Extracted records
■ ■ ■ ■
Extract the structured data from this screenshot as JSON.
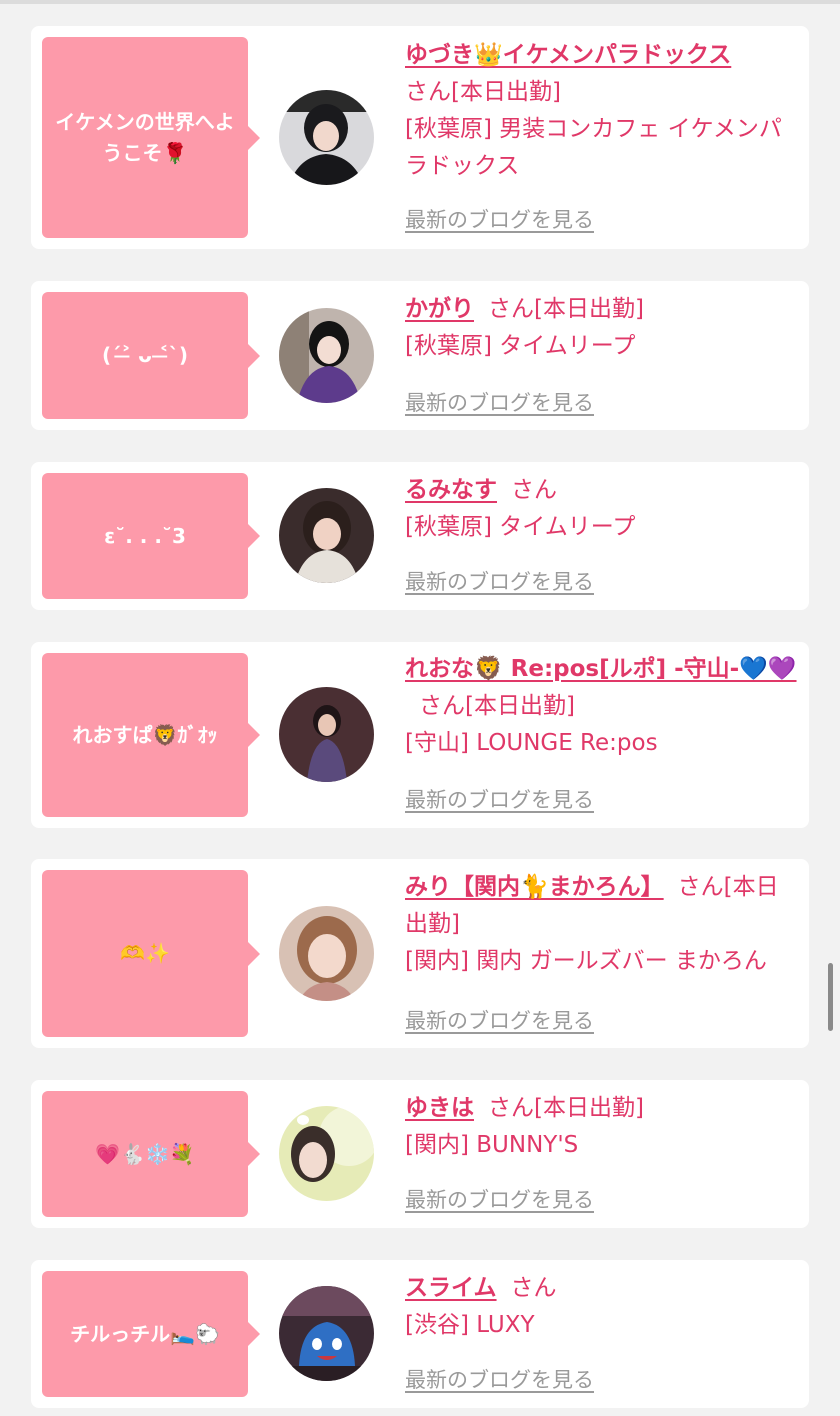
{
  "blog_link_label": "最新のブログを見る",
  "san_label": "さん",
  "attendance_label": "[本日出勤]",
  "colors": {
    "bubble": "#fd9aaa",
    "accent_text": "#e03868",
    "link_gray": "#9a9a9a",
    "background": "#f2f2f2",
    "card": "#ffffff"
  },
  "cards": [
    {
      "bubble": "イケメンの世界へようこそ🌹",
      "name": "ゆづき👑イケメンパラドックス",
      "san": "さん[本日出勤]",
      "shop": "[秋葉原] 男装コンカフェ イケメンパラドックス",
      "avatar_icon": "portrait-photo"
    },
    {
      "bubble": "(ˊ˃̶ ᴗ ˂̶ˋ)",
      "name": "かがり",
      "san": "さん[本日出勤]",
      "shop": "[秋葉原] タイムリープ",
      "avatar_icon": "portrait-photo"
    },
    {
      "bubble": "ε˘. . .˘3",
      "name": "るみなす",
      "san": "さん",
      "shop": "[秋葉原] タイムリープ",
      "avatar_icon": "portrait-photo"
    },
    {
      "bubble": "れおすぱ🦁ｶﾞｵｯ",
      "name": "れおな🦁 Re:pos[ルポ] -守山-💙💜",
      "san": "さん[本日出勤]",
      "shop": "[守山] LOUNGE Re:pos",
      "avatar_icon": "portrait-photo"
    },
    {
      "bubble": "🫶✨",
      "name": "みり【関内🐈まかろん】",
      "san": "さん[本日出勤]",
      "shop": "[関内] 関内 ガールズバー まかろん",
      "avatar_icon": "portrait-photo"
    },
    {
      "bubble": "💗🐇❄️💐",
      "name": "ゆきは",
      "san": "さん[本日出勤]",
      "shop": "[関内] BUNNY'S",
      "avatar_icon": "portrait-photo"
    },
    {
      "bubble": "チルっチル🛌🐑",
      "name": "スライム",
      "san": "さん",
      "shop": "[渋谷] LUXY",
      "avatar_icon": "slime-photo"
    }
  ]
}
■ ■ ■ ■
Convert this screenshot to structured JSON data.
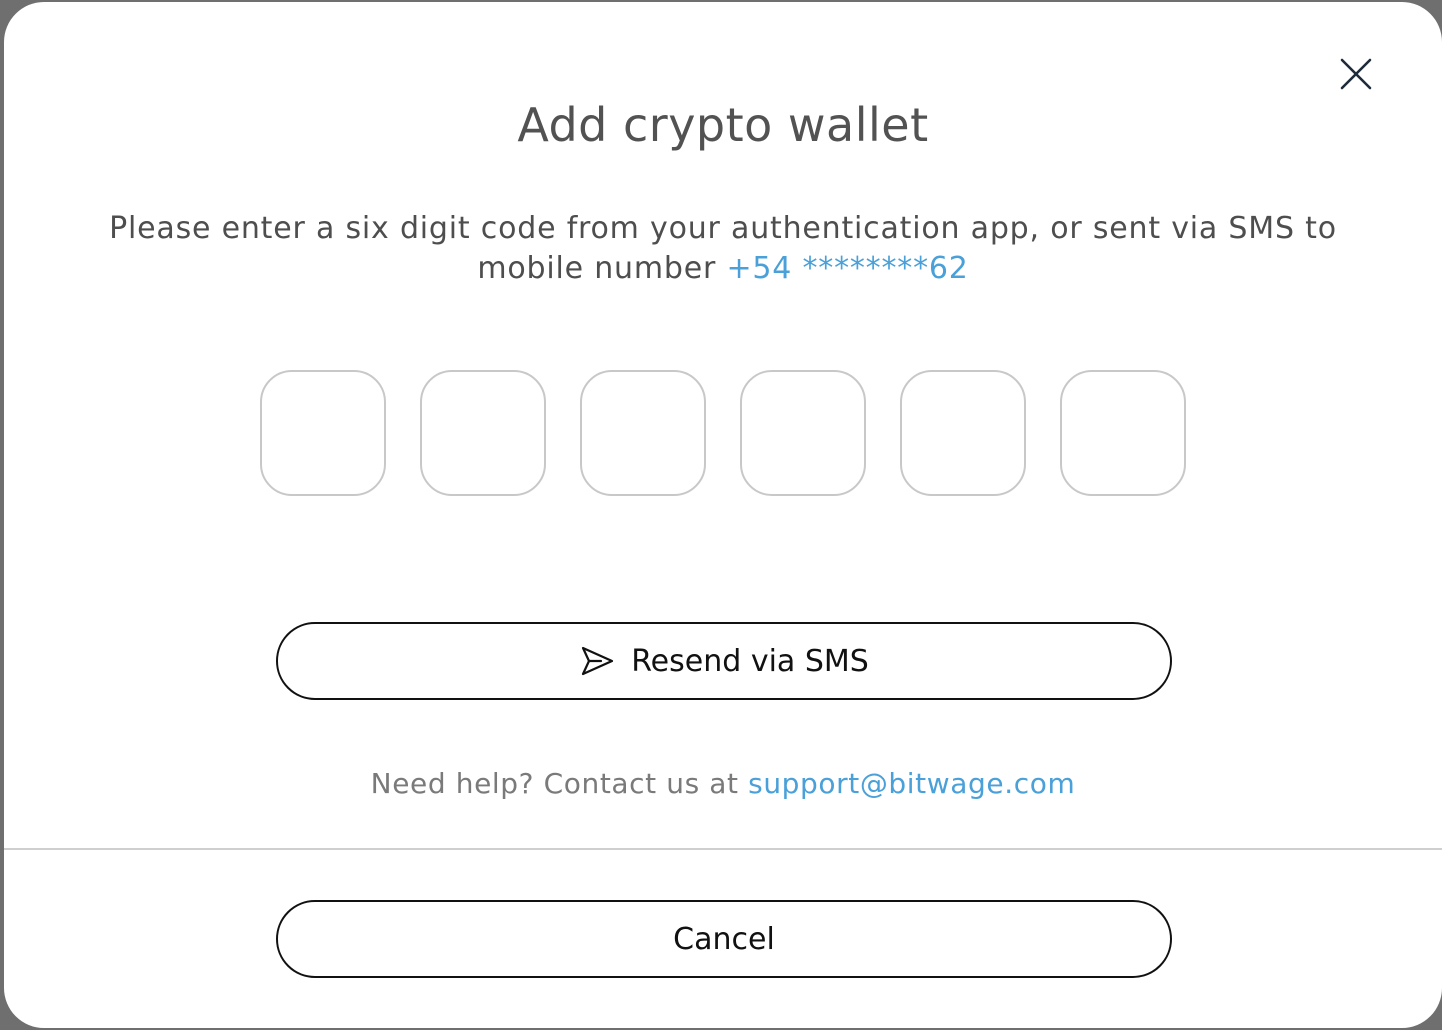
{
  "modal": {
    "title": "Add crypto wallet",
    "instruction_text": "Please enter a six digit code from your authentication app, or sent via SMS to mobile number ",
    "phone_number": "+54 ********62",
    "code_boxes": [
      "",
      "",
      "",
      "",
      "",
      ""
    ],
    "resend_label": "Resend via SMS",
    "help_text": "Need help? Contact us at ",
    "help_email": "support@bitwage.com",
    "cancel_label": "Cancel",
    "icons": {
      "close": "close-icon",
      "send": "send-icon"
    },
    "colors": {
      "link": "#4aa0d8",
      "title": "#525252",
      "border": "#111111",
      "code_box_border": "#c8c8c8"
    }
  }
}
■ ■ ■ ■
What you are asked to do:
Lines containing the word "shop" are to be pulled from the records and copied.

Reply to the task:
      "shop": "[秋葉原] 男装コンカフェ イケメンパラドックス",
      "shop": "[秋葉原] タイムリープ",
      "shop": "[秋葉原] タイムリープ",
      "shop": "[守山] LOUNGE Re:pos",
      "shop": "[関内] 関内 ガールズバー まかろん",
      "shop": "[関内] BUNNY'S",
      "shop": "[渋谷] LUXY",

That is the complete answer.